- Type of work to be done. You may want to build a solution from scratch, update a legacy one, integrate two or more existing products, or migrate a software piece to the cloud. Each of the assignments has its own price tag.
- Type of solution to build. The cheapest ones are e-stores and CMS (between $20,000 and $50,000), whereas apps, ERPs, and CRMs belong to big-ticket items (up to $600,000).
- Industry. As a rule, solutions in finance, banking, and healthcare are pricier ones, while logistics and retail software are typically cheaper to get.
- Project scope. Depending on the complexity of the solution and the number of features it contains, software products are classified into small, medium, large, and enterprise, each of which will cost you a different sum.
- Tech stack employed. Here belong platform (especially relevant for mobile apps), back-end elements, APIs, UI/UX design, etc. If the solution you commission relies on some state-of-the-art know-how (like AI, ML, blockchain, or IoT), you will have to splurge on that too.
- Testing applied. Naturally, the more high-profile testing will require greater expenditures.
- Project duration. The longer the project lasts, the more expensive it is bound to become.
- Team composition. The scope and urgency of the project largely condition the number of specialists needed to see it through. And a larger team working on your solution will cost you more.
- Engagement model. You can opt either for a time and material or a fixed price scheme with different payment calculation patterns. A totally different budget estimation must be applied if you hire a dedicated or extended team.
Generally, software creation is never a chicken-feed endeavor, but it will definitely cost you less when outsourced in comparison to the sum you will have to fork out paying salaries to the IT department every month and financing all related expenditures.

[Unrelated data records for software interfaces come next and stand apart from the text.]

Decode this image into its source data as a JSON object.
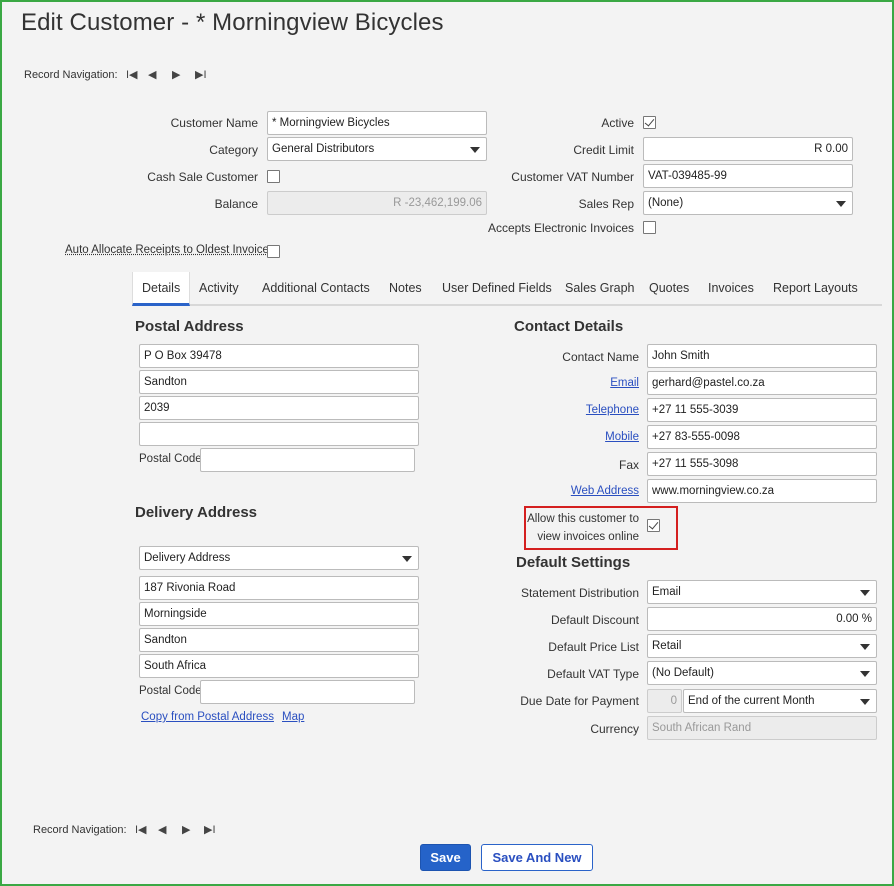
{
  "page": {
    "title": "Edit Customer - * Morningview Bicycles"
  },
  "record_nav": {
    "label": "Record Navigation:",
    "first": "I◀",
    "prev": "◀",
    "next": "▶",
    "last": "▶I"
  },
  "customer": {
    "name_label": "Customer Name",
    "name_value": "* Morningview Bicycles",
    "category_label": "Category",
    "category_value": "General Distributors",
    "cash_sale_label": "Cash Sale Customer",
    "balance_label": "Balance",
    "balance_value": "R -23,462,199.06",
    "auto_allocate_label": "Auto Allocate Receipts to Oldest Invoice",
    "active_label": "Active",
    "credit_limit_label": "Credit Limit",
    "credit_limit_value": "R 0.00",
    "vat_number_label": "Customer VAT Number",
    "vat_number_value": "VAT-039485-99",
    "sales_rep_label": "Sales Rep",
    "sales_rep_value": "(None)",
    "electronic_invoices_label": "Accepts Electronic Invoices"
  },
  "tabs": [
    {
      "label": "Details"
    },
    {
      "label": "Activity"
    },
    {
      "label": "Additional Contacts"
    },
    {
      "label": "Notes"
    },
    {
      "label": "User Defined Fields"
    },
    {
      "label": "Sales Graph"
    },
    {
      "label": "Quotes"
    },
    {
      "label": "Invoices"
    },
    {
      "label": "Report Layouts"
    }
  ],
  "postal": {
    "title": "Postal Address",
    "line1": "P O Box 39478",
    "line2": "Sandton",
    "line3": "2039",
    "line4": "",
    "postal_code_label": "Postal Code",
    "postal_code_value": ""
  },
  "delivery": {
    "title": "Delivery Address",
    "select_value": "Delivery Address",
    "line1": "187 Rivonia Road",
    "line2": "Morningside",
    "line3": "Sandton",
    "line4": "South Africa",
    "postal_code_label": "Postal Code",
    "postal_code_value": "",
    "copy_link": "Copy from Postal Address",
    "map_link": "Map"
  },
  "contact": {
    "title": "Contact Details",
    "name_label": "Contact Name",
    "name_value": "John Smith",
    "email_label": "Email",
    "email_value": "gerhard@pastel.co.za",
    "telephone_label": "Telephone",
    "telephone_value": "+27 11 555-3039",
    "mobile_label": "Mobile",
    "mobile_value": "+27 83-555-0098",
    "fax_label": "Fax",
    "fax_value": "+27 11 555-3098",
    "web_label": "Web Address",
    "web_value": "www.morningview.co.za",
    "allow_online_line1": "Allow this customer to",
    "allow_online_line2": "view invoices online"
  },
  "defaults": {
    "title": "Default Settings",
    "statement_label": "Statement Distribution",
    "statement_value": "Email",
    "discount_label": "Default Discount",
    "discount_value": "0.00 %",
    "price_list_label": "Default Price List",
    "price_list_value": "Retail",
    "vat_type_label": "Default VAT Type",
    "vat_type_value": "(No Default)",
    "due_date_label": "Due Date for Payment",
    "due_days_value": "0",
    "due_date_value": "End of the current Month",
    "currency_label": "Currency",
    "currency_value": "South African Rand"
  },
  "footer": {
    "save": "Save",
    "save_new": "Save And New"
  }
}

Software development outsourcing is a godsend for startups and small businesses which can’t afford to hire an IT department on a permanent basis. In this growing market, it is mission-critical to find a reliable vendor that will deliver a high-quality solution within time and (preferably moderate) budget. IDAP ticks all these boxes, possessing competent mavens who can successfully tackle a software project of any complexity.